**Try it**
Check every line below for the string "minuten", and copy the lines that contain it.

····················

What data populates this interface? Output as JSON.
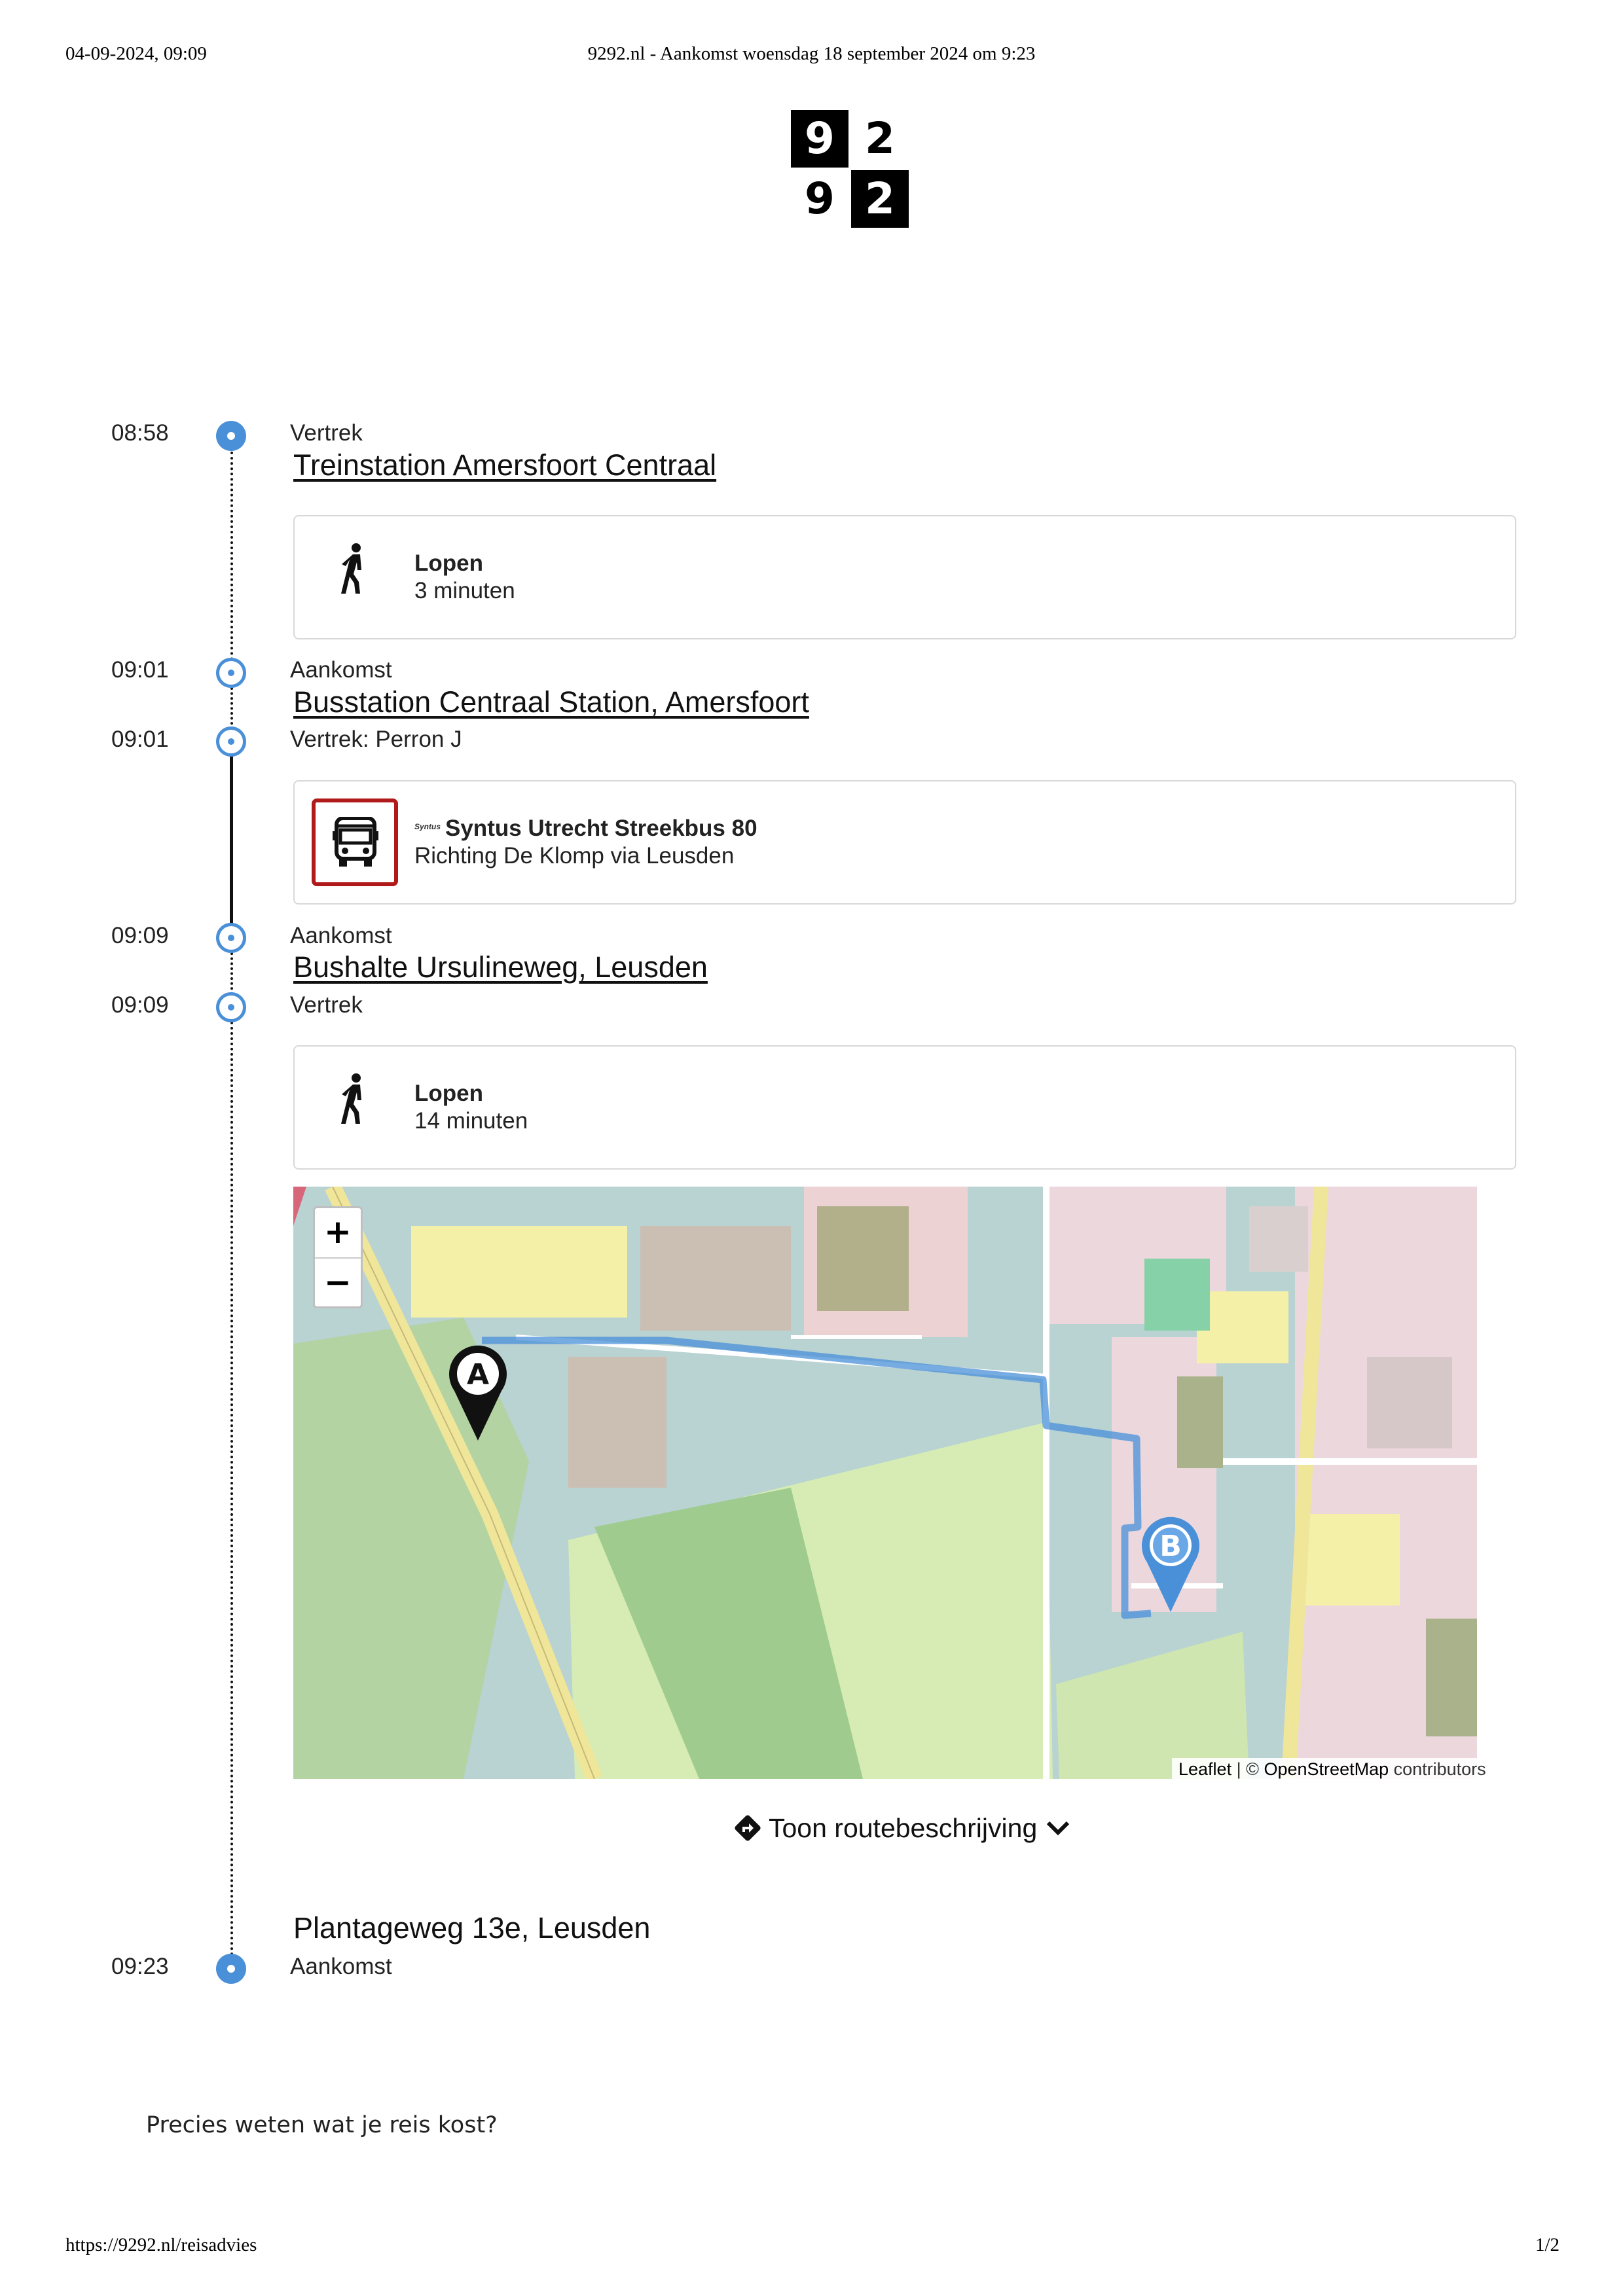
{
  "print_header": {
    "date": "04-09-2024, 09:09",
    "title": "9292.nl - Aankomst woensdag 18 september 2024 om 9:23"
  },
  "logo": {
    "cells": [
      "9",
      "2",
      "9",
      "2"
    ]
  },
  "timeline": {
    "departure_time": "08:58",
    "departure_label": "Vertrek",
    "departure_stop": "Treinstation Amersfoort Centraal",
    "walk1": {
      "title": "Lopen",
      "duration": "3 minuten"
    },
    "arrival1_time": "09:01",
    "arrival1_label": "Aankomst",
    "arrival1_stop": "Busstation Centraal Station, Amersfoort",
    "departure2_time": "09:01",
    "departure2_label": "Vertrek: Perron J",
    "bus": {
      "operator_logo": "Syntus",
      "title": "Syntus Utrecht Streekbus 80",
      "direction": "Richting De Klomp via Leusden",
      "accent_color": "#b01a1a"
    },
    "arrival2_time": "09:09",
    "arrival2_label": "Aankomst",
    "arrival2_stop": "Bushalte Ursulineweg, Leusden",
    "departure3_time": "09:09",
    "departure3_label": "Vertrek",
    "walk2": {
      "title": "Lopen",
      "duration": "14 minuten"
    },
    "final_stop": "Plantageweg 13e, Leusden",
    "final_time": "09:23",
    "final_label": "Aankomst"
  },
  "map": {
    "zoom_in": "+",
    "zoom_out": "−",
    "marker_a": "A",
    "marker_b": "B",
    "attribution_leaflet": "Leaflet",
    "attribution_sep": " | © ",
    "attribution_osm": "OpenStreetMap",
    "attribution_rest": " contributors",
    "route_color": "#4a90d9"
  },
  "route_toggle": {
    "label": "Toon routebeschrijving"
  },
  "promo": {
    "text": "Precies weten wat je reis kost?"
  },
  "print_footer": {
    "url": "https://9292.nl/reisadvies",
    "page": "1/2"
  }
}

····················

**Your response**
      "duration": "3 minuten"
      "duration": "14 minuten"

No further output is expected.